“Now you listen to me. I’m an advertising man, not a red herring. I’ve got a job, a secretary, a mother, two ex-wives and several bartenders that depend upon me, and I don’t intend to disappoint them all by getting myself ‘slightly’ killed.”
For the sake of obtaining some formal film education, I picked up an Intro to Cinema course this semester. I’m already inspired and humbled to be among the presence of some truly talented budding filmmakers and some vastly perceptive cinephiles, and we’ve had some great discussions about evaluating film as an art. One of the greatest perks of said course is a weekly communal film screening, typically a “classic” film meant to enhance our appreciation for film as an art. We kicked off the semester with a film which I have already enjoyed in the past but have recently come to respect even more so as a wonderful piece of cinema. I hinted at a Birdman review a few days ago, but it seems far more convenient to keep up the Hitchcock streak, so today I’ll spill my thoughts on one of the most delightful adventures committed to cinema: North by Northwest.
Roger Thornhill (Cary Grant) is a fast-talking, snarky advertising executive who finds himself on the wrong end of a case of mistaken identity. After being kidnapped, escaping, and then framed for murder, he is chased across the country by foreign spies as he aims to clear his name and uncover the truth behind his situation. It’s an exciting plot that only continues to escalate as constant misfortune and ridiculous circumstance plague Thornhill on his journey. He also meets the beautiful Eve Kendall (Eva Marie Saint), a mysterious, charming woman who soon proves pivotal to confronting his situation. As far as story goes, it’s not the most realistic of films, but it never claims to be. The dramatic music and the vibrant dialogue make this a fun, epic adventure that keeps its audience enthralled and invested without ever taking itself too seriously.

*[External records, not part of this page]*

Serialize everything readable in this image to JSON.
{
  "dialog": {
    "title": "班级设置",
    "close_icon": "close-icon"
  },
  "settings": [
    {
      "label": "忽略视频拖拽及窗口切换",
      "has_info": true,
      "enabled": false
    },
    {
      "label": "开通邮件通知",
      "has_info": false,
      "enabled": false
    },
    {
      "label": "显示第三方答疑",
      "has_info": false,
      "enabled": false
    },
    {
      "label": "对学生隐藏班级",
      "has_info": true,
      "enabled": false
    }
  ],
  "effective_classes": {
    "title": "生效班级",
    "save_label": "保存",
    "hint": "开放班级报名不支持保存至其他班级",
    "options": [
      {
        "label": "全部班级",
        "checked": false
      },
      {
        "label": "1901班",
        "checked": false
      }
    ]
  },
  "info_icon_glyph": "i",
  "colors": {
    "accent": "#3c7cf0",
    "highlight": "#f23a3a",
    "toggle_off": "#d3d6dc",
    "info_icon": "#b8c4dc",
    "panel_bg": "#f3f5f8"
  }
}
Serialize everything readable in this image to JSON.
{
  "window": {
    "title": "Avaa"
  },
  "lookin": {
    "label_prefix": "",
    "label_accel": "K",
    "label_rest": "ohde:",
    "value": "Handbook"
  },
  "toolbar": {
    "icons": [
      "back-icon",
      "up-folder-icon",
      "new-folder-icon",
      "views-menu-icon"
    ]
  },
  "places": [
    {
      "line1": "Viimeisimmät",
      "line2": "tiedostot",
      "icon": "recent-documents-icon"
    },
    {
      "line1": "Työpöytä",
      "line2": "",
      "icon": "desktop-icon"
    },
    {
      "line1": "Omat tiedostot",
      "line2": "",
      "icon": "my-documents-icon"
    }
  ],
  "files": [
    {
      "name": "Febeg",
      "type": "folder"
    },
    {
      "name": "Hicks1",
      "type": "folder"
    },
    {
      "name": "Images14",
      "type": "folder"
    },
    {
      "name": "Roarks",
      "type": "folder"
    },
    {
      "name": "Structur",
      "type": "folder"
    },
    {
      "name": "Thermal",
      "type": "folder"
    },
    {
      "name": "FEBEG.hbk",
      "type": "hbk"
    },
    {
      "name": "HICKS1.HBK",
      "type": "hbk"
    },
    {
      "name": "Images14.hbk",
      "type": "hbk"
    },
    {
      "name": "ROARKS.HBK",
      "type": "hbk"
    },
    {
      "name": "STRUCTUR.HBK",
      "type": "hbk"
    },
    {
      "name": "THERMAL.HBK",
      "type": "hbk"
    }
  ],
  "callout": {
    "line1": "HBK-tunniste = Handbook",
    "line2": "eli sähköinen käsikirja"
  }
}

The most successful element to this film is undoubtedly its story. While Cary Grant gives his signature alluring performance, the wonderful frenzy that is North by Northwest shows its strength in its dedication to movement. Just as Thornhill moves across the country to escape his enemies and clear his name, the film flows in such a vibrant way that it appears to carry an energy of its own. Every scene takes place somewhere new and exciting, escalating the conflict to new heights both visually and in terms of the narrative until we reach a powerfully climactic conclusion. You also get a wonderful look at nearly every mode of transportation one could take in 1959 including the automobile, the train, and the airplane. Every scene in the film, such as the famous crop duster scene, fill the screen with an energy that signifies we’re literally and cinematically racing towards a conclusion where this whole ordeal will hopefully find its peace.
While the movie is a bit of a foray into a more digestible subject matter for Hitchcock, he undoubtedly brings his artistic prowess to every scene. Even for a movie that I would consider an adventure film, elements of both surprise and suspense permeate the action of the story in true Hitchcock fashion. Moments such as the knife in the back at the United Nations or Cary Grant famously dodging the crop duster are filmed with such intensity, such passion, that we only become more deeply invested in the story. And what a zany story it is. For all the information that is dropped in the film, and the constant shifts and turns of plot, Hitchcock is able to tell a perfectly clear story without missing a beat. His textbook approach to visual focus and engaging detail helps this potentially confusing story to feel like one of the smoothest movies of its kind. This is an ambitious script, and few but Hitchcock could bring out such a captivating film in 1959.
While we’re on the subject of Hitchcock, The 1001 List certainly has an affinity for him. By my crude calculations, he appears to be the most represented filmmaker on the list with a whopping 16 films. Of the three films I’ve touched on so far (Rope and Blackmail being the others), North by Northwest is probably his most refined work. It’s one of his polished epics, often hailed along with Psycho and Vertigo as some of his strongest work, and for good reason. It’s suspenseful, surprising, sharply written, endlessly dramatic, charmingly performed, and it boasts a playful story with a smile on its face. However, and maybe I’m just more inclined to the offbeat, but I’d still rather watch Rope if given the two choices. It’s a tighter, more interesting film, and it’s more of a darker, delicious joy to digest. By no means do I think North by Northwest isn’t a tremendous film, and for the fun adventure that it is, it accomplishes far more than a lot of Hitchcock’s other work is able to manage. However, for a director that’s known for far darker subject matter and a far more suspenseful approach to storytelling, this might just be a film that feels out of place given the context, no matter how well executed it is.
Let it be known that North by Northwest is unquestionably a fun movie. In its simplest form, the story is extravagant, well-paced, and led by one of the most likable actors of the time: a recipe for a great piece of film. Coupled with one of the greatest directors of the time (and perhaps of all time), it’s become an iconic piece of cinema. I’d say this is primarily due to the excitement that the story and visuals elicit, and also due to the epic scale of the project itself. It may not be the most interesting film Hitchcock has made, and I wouldn’t say it’s my favorite, but it very well could be the funnest.
Films Left to Watch: 920